_Exercise aim_
Look for "Floor" in each line of the records, and copy the lines that have it.

(App and web page records)
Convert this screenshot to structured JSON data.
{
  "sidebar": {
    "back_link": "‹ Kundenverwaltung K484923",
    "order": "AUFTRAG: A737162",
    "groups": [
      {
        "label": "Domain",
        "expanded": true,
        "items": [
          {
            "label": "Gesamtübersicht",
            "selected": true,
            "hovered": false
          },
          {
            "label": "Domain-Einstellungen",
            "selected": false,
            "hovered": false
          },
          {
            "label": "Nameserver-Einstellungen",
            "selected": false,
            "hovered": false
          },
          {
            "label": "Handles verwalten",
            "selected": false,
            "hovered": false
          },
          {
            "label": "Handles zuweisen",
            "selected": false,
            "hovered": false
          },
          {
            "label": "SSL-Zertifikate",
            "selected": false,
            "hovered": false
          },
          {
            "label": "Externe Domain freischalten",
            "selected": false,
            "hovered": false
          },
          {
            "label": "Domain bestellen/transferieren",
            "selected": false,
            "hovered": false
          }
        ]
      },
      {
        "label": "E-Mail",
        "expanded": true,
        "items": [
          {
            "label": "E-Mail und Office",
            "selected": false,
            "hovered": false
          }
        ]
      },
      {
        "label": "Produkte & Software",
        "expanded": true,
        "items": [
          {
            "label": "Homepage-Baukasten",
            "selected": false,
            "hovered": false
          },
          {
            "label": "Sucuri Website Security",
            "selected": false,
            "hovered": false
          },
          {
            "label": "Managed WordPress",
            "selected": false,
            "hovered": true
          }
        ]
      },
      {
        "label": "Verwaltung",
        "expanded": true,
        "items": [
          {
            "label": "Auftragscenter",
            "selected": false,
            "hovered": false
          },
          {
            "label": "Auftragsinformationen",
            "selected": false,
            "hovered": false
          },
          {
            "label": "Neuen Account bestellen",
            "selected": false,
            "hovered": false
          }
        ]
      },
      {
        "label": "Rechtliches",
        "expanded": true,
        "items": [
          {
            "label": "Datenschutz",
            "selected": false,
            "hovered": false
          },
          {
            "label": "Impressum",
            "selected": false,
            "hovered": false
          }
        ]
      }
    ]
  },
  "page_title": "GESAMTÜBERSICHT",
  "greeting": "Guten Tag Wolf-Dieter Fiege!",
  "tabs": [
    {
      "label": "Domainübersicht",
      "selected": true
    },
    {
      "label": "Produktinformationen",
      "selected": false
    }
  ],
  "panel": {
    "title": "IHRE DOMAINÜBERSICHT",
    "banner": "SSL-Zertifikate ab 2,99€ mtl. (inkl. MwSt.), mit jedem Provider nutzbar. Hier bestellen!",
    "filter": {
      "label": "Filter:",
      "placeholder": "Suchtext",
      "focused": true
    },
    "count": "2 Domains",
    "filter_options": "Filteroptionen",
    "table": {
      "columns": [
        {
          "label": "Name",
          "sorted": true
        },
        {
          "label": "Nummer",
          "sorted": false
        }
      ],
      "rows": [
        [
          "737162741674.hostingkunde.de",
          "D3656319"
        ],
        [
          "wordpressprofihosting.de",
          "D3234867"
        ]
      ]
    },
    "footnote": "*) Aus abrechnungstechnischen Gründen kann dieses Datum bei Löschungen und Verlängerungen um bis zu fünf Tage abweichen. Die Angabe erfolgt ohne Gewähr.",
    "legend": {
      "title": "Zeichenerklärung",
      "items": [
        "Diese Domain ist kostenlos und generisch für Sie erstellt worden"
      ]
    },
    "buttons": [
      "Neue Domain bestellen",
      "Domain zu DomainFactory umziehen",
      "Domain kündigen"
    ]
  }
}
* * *
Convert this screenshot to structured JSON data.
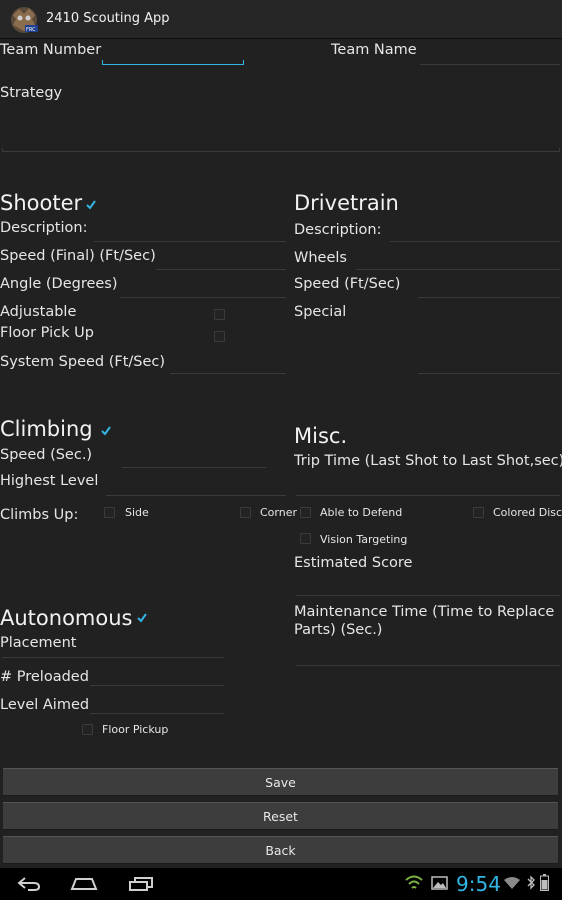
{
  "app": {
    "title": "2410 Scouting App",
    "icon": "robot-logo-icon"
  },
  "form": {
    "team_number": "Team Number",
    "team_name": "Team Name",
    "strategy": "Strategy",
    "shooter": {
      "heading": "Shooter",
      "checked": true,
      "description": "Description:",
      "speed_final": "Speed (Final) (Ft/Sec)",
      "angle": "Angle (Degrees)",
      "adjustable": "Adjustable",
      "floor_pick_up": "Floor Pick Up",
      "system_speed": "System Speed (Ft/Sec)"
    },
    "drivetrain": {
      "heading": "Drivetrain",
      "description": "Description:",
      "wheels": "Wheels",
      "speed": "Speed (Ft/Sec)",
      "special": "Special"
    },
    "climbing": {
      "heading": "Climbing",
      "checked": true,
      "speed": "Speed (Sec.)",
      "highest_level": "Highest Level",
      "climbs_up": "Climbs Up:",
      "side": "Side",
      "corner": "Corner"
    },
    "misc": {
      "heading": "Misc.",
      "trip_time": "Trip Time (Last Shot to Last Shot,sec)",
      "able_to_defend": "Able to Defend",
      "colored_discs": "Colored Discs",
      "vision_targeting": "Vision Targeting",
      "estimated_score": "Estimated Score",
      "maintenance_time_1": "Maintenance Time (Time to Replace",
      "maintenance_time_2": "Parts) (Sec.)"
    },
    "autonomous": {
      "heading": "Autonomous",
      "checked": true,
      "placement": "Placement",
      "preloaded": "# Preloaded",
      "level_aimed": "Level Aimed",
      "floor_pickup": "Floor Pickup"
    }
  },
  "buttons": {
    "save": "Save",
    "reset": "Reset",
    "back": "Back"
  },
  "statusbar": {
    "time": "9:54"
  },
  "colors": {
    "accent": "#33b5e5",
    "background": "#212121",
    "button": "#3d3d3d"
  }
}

_Exercise output_
      "floor_pick_up": "Floor Pick Up",
      "floor_pickup": "Floor Pickup"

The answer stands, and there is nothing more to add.